Credit risk assessment is the cornerstone of effective trade credit insurance. By thoroughly evaluating the creditworthiness of your customers, you can make informed decisions about extending credit terms and set appropriate insurance coverage levels. Here's a step-by-step guide on how to assess credit risk with trade credit insurance:
1. Customer Due Diligence
Start by conducting due diligence on your customers. Gather comprehensive information about their financial health, including their financial statements, credit reports, and payment histories. This data provides valuable insights into the customer's ability to meet their financial obligations.
2. Credit Scoring
Utilize credit scoring models or software to evaluate a customer's creditworthiness. These models consider various factors such as payment history, outstanding debts, and industry benchmarks to assign a credit score. A higher score indicates lower credit risk.
3. Monitoring and Analysis
Continuous monitoring is crucial. Regularly assess changes in your customer's financial condition and reassess their creditworthiness. Look out for warning signs such as declining sales, increased debt, or legal issues that might indicate heightened credit risk.
4. Establishing Credit Limits
Based on your assessment, establish appropriate credit limits for each customer. These limits determine the maximum amount of credit you are willing to extend. Trade credit insurance can be tailored to cover losses within these limits.
5. Insurance Coverage Selection
Select the right trade credit insurance policy that aligns with your risk tolerance and customer profile. These policies can range from covering specific customers to entire portfolios of accounts receivable.
6. Policy Review and Adjustment
Regularly review your trade credit insurance policy to ensure it remains aligned with your business's evolving needs. Adjust coverage levels and terms as necessary to address changing credit risk scenarios.
7. Claims Management
In the unfortunate event of a customer default, promptly file a claim with your trade credit insurance provider. An efficient claims management process can help recover losses and maintain your cash flow.
Assessing credit risk with trade credit insurance is a comprehensive process that involves careful evaluation, continuous monitoring, and strategic decision-making. By effectively managing credit risk through trade credit insurance, businesses can confidently extend credit to customers, stimulate growth, and protect their financial well-being in an unpredictable economic landscape.
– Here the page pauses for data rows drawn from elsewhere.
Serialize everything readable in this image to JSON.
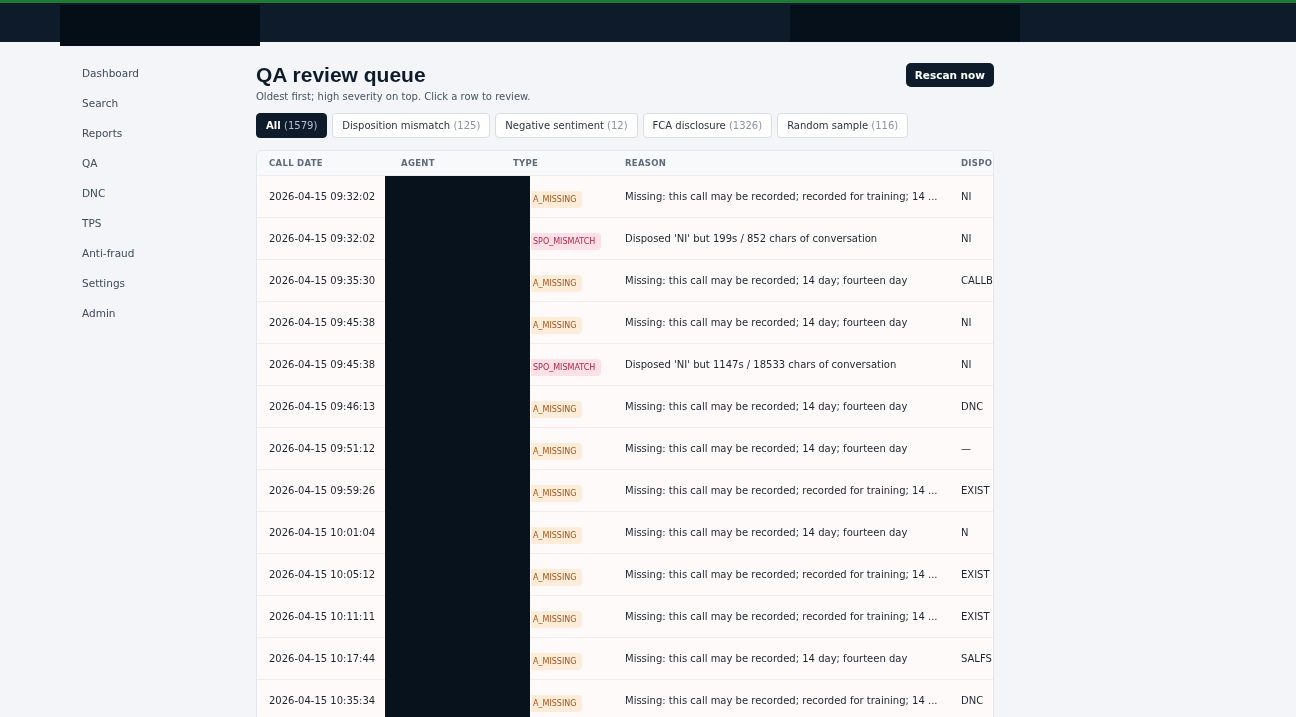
{
  "sidebar": {
    "items": [
      {
        "label": "Dashboard",
        "selected": false
      },
      {
        "label": "Search",
        "selected": false
      },
      {
        "label": "Reports",
        "selected": false
      },
      {
        "label": "QA",
        "selected": false
      },
      {
        "label": "DNC",
        "selected": false
      },
      {
        "label": "TPS",
        "selected": false
      },
      {
        "label": "Anti-fraud",
        "selected": false
      },
      {
        "label": "Settings",
        "selected": false
      },
      {
        "label": "Admin",
        "selected": false
      }
    ]
  },
  "page": {
    "title": "QA review queue",
    "subtitle": "Oldest first; high severity on top. Click a row to review.",
    "action": "Rescan now"
  },
  "filters": [
    {
      "label": "All",
      "count": "(1579)",
      "selected": true
    },
    {
      "label": "Disposition mismatch",
      "count": "(125)",
      "selected": false
    },
    {
      "label": "Negative sentiment",
      "count": "(12)",
      "selected": false
    },
    {
      "label": "FCA disclosure",
      "count": "(1326)",
      "selected": false
    },
    {
      "label": "Random sample",
      "count": "(116)",
      "selected": false
    }
  ],
  "table": {
    "columns": [
      "CALL DATE",
      "AGENT",
      "TYPE",
      "REASON",
      "DISPO"
    ],
    "rows": [
      {
        "call_date": "2026-04-15 09:32:02",
        "type": {
          "label": "A_MISSING",
          "kind": "missing"
        },
        "reason": "Missing: this call may be recorded; recorded for training; 14 ...",
        "dispo": "NI"
      },
      {
        "call_date": "2026-04-15 09:32:02",
        "type": {
          "label": "SPO_MISMATCH",
          "kind": "mismatch"
        },
        "reason": "Disposed 'NI' but 199s / 852 chars of conversation",
        "dispo": "NI"
      },
      {
        "call_date": "2026-04-15 09:35:30",
        "type": {
          "label": "A_MISSING",
          "kind": "missing"
        },
        "reason": "Missing: this call may be recorded; 14 day; fourteen day",
        "dispo": "CALLB"
      },
      {
        "call_date": "2026-04-15 09:45:38",
        "type": {
          "label": "A_MISSING",
          "kind": "missing"
        },
        "reason": "Missing: this call may be recorded; 14 day; fourteen day",
        "dispo": "NI"
      },
      {
        "call_date": "2026-04-15 09:45:38",
        "type": {
          "label": "SPO_MISMATCH",
          "kind": "mismatch"
        },
        "reason": "Disposed 'NI' but 1147s / 18533 chars of conversation",
        "dispo": "NI"
      },
      {
        "call_date": "2026-04-15 09:46:13",
        "type": {
          "label": "A_MISSING",
          "kind": "missing"
        },
        "reason": "Missing: this call may be recorded; 14 day; fourteen day",
        "dispo": "DNC"
      },
      {
        "call_date": "2026-04-15 09:51:12",
        "type": {
          "label": "A_MISSING",
          "kind": "missing"
        },
        "reason": "Missing: this call may be recorded; 14 day; fourteen day",
        "dispo": "—"
      },
      {
        "call_date": "2026-04-15 09:59:26",
        "type": {
          "label": "A_MISSING",
          "kind": "missing"
        },
        "reason": "Missing: this call may be recorded; recorded for training; 14 ...",
        "dispo": "EXIST"
      },
      {
        "call_date": "2026-04-15 10:01:04",
        "type": {
          "label": "A_MISSING",
          "kind": "missing"
        },
        "reason": "Missing: this call may be recorded; 14 day; fourteen day",
        "dispo": "N"
      },
      {
        "call_date": "2026-04-15 10:05:12",
        "type": {
          "label": "A_MISSING",
          "kind": "missing"
        },
        "reason": "Missing: this call may be recorded; recorded for training; 14 ...",
        "dispo": "EXIST"
      },
      {
        "call_date": "2026-04-15 10:11:11",
        "type": {
          "label": "A_MISSING",
          "kind": "missing"
        },
        "reason": "Missing: this call may be recorded; recorded for training; 14 ...",
        "dispo": "EXIST"
      },
      {
        "call_date": "2026-04-15 10:17:44",
        "type": {
          "label": "A_MISSING",
          "kind": "missing"
        },
        "reason": "Missing: this call may be recorded; 14 day; fourteen day",
        "dispo": "SALFS"
      },
      {
        "call_date": "2026-04-15 10:35:34",
        "type": {
          "label": "A_MISSING",
          "kind": "missing"
        },
        "reason": "Missing: this call may be recorded; recorded for training; 14 ...",
        "dispo": "DNC"
      }
    ]
  }
}
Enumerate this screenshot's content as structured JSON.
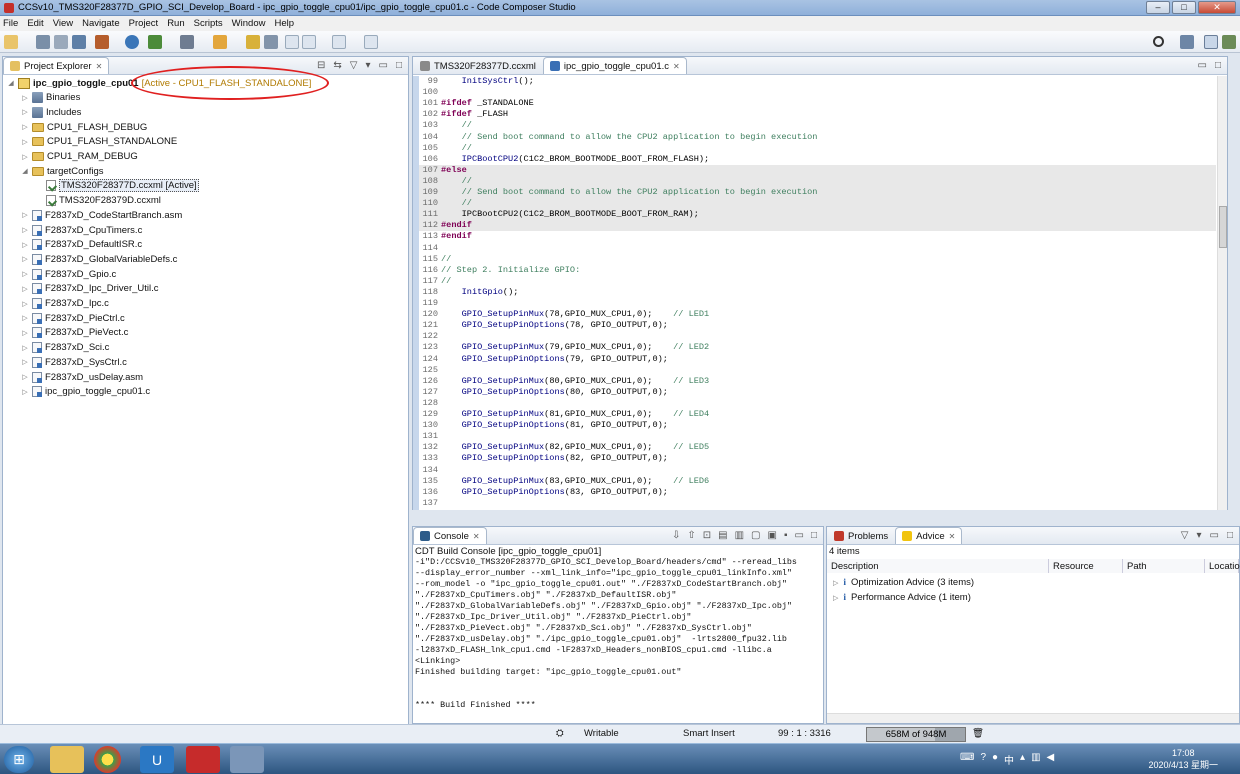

Embrace this comprehensive guide, and leverage trade credit insurance to fortify your risk management strategy and secure your business's future.